Woolfolk is surrounded by things of the past and, he thinks, the future.
Both are rooted in science.
Albert Einstein, Robert Oppenheimer, Glenn Seaborg and Neil Armstrong’s endorsements adorn the walls alongside movie posters and cast-signed photographs of shows like “Star Trek: The Next Generation.”
But he also has boxes filled to the brim of books from 1600s, 1700s and 1800s — all of which are for sale.
“This is the history of science fiction and science,” Woolfolk said. “When you hold an old book, you are actually holding a piece of all of our history.”
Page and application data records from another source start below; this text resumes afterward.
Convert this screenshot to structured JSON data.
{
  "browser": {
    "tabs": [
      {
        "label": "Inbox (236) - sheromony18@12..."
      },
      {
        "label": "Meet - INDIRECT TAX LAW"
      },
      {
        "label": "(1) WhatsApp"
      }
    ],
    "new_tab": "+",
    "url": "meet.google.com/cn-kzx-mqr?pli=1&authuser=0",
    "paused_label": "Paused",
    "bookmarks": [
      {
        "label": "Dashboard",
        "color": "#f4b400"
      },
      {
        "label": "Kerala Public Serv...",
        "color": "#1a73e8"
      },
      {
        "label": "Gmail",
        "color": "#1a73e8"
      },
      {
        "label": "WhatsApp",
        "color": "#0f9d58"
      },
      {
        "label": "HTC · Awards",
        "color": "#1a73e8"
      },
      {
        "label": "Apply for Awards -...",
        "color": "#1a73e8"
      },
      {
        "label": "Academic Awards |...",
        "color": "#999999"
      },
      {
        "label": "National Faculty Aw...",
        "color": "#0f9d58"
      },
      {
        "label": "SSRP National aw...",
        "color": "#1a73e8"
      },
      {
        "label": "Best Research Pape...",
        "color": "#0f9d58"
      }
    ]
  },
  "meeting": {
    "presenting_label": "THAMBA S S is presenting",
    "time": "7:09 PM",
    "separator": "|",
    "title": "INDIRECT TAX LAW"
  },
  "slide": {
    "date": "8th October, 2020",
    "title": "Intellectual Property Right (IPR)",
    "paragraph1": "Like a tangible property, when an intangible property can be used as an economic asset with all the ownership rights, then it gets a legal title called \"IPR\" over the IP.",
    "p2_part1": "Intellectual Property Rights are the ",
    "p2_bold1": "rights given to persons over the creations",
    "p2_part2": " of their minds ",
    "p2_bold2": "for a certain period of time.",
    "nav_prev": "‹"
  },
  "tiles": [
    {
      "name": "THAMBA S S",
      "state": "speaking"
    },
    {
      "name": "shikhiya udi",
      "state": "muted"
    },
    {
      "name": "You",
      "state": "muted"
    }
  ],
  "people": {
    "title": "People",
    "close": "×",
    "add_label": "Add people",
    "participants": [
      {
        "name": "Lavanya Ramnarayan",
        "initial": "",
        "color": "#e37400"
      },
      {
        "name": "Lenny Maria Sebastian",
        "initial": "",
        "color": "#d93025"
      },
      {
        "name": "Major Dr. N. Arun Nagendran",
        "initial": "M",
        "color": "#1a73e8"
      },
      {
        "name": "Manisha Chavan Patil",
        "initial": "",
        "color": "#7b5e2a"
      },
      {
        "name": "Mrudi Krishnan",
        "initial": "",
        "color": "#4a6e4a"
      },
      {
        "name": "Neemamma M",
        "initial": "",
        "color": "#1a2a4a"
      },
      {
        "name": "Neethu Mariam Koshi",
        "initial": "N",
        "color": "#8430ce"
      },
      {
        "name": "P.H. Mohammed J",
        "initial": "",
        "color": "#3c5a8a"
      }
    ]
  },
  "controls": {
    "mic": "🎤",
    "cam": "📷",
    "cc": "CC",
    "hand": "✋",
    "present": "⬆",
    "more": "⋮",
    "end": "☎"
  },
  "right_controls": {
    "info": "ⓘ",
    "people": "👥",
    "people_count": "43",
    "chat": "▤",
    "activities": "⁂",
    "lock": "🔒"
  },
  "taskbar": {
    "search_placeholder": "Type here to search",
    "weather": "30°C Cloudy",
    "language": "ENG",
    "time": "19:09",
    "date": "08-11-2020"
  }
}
Woolfolk said he remembers everything he owns, but sometimes can’t remember if he bought a book he wanted or he wanted it so bad that he thought he did. He just has too many.
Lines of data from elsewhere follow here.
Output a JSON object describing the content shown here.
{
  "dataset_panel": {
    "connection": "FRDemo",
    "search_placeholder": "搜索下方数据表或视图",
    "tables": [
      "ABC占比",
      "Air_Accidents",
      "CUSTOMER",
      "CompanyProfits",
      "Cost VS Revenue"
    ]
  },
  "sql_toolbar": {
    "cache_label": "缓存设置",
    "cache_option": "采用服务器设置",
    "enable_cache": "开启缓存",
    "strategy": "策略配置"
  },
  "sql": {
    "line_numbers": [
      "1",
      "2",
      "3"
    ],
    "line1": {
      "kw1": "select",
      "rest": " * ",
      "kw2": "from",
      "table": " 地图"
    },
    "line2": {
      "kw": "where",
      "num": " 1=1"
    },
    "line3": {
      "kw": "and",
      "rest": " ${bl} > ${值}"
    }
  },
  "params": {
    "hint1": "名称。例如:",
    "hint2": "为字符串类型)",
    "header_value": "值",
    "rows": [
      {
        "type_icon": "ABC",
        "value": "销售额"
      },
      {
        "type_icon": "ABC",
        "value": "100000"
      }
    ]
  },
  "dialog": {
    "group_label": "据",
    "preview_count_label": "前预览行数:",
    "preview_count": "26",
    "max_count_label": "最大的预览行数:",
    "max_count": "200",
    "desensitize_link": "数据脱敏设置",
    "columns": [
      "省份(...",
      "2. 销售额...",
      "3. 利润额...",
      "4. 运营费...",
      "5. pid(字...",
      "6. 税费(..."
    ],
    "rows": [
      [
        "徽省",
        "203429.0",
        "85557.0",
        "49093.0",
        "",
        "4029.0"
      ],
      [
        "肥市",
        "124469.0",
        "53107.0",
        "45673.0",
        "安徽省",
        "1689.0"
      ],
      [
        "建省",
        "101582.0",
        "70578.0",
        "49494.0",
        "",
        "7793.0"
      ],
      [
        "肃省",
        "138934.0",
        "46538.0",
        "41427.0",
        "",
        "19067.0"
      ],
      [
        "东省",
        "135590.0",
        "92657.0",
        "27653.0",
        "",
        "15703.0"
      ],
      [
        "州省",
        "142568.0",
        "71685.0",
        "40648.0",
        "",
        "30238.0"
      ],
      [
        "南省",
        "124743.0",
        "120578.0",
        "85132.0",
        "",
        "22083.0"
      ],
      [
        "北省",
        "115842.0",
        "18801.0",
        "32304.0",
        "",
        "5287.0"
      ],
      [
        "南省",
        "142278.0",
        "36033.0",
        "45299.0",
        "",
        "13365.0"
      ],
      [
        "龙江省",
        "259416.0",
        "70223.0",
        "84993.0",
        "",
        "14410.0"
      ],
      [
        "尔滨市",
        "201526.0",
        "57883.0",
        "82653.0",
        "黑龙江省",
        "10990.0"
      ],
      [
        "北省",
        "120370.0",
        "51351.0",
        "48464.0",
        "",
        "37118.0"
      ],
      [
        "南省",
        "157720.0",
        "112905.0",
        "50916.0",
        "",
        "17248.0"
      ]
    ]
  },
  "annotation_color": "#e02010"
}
He wants to bring pieces of those collections to a new space to share and sell — hence his dream bookstore that he’s building in Richland.
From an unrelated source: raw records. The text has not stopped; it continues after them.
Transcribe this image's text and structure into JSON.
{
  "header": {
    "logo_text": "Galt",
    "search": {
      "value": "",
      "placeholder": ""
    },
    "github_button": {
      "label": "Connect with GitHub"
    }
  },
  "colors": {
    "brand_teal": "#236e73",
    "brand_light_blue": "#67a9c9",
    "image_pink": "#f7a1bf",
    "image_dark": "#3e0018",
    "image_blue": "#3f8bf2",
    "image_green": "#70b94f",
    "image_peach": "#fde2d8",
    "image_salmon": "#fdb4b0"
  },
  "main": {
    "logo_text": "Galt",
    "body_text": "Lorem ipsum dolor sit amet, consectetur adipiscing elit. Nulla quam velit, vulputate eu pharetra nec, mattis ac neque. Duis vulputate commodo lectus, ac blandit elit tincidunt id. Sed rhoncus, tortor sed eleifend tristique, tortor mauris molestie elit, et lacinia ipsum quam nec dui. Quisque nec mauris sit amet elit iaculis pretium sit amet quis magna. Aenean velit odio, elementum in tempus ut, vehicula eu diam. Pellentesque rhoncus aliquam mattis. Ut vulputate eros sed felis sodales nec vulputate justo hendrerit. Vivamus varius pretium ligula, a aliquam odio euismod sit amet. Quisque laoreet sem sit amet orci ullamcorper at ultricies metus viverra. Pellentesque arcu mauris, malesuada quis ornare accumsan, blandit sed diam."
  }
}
A store for science
Woolfolk has been saving for years to get the store off the ground — more than 30 years. He wants it to be a destination, a place people can go to find things just not around other bookstores.
His 5,760-square-foot building at 2240 Robertson Drive will be filled with select books from his collection for sale and some collectibles just for display.
The bookstore also will feature his science roots through relics from the Manhattan Project, Hanford Site and other nuclear artifacts.
“You see how science fiction evolved and how it helps create society and how it changes over time,” Woolfolk said. “It’s kind of amazing.”
Woolfolk plans to sell books he has duplicates for and ones he doesn’t already collect.
His business is called “Xenophile, Bibliopole & Armorer, Chronopolis,” but don’t worry too much about remembering the name.
The store’s sign will read ,“Books, Posters, etc.”
He said he hopes people will realize the longevity of books at his store.
“People should not worry about books dying,” Woolfolk said.
He’s got practice
The 69-year-old, third-generation Hanford worker plans to retire around 2020. He’s a radiological engineering manager.
However, Woolfolk doesn’t want to wait. He’s opening the store in October.
“I frequent bookstores all my life,” Woolfolk said. “You’ve got to eventually start selling, otherwise it becomes too much.”
Anyone who’s been to RadCon in Pasco will recognize Woolfolk as a vendor.
Brian Sheldon, who favors mystery books, joined the project as Woolfolk’s partner. They share in a love for book collecting.
Woolfolk’s working as a contractor while hiring out others for more specific jobs.
He said he hopes to get moving on the more than $500,000 project next week by putting in sewage lines.
He knows the project is ambitious, but he is up for it and preparing the site every day, Woolfolk said.
“This is how your reach into the future and the past,” Woolfolk said. “It’s all there.”
He knows he isn’t what people would consider normal, but he doesn’t care.
“It feels normal to me,” he said. And I don’t pay a lot of attention.”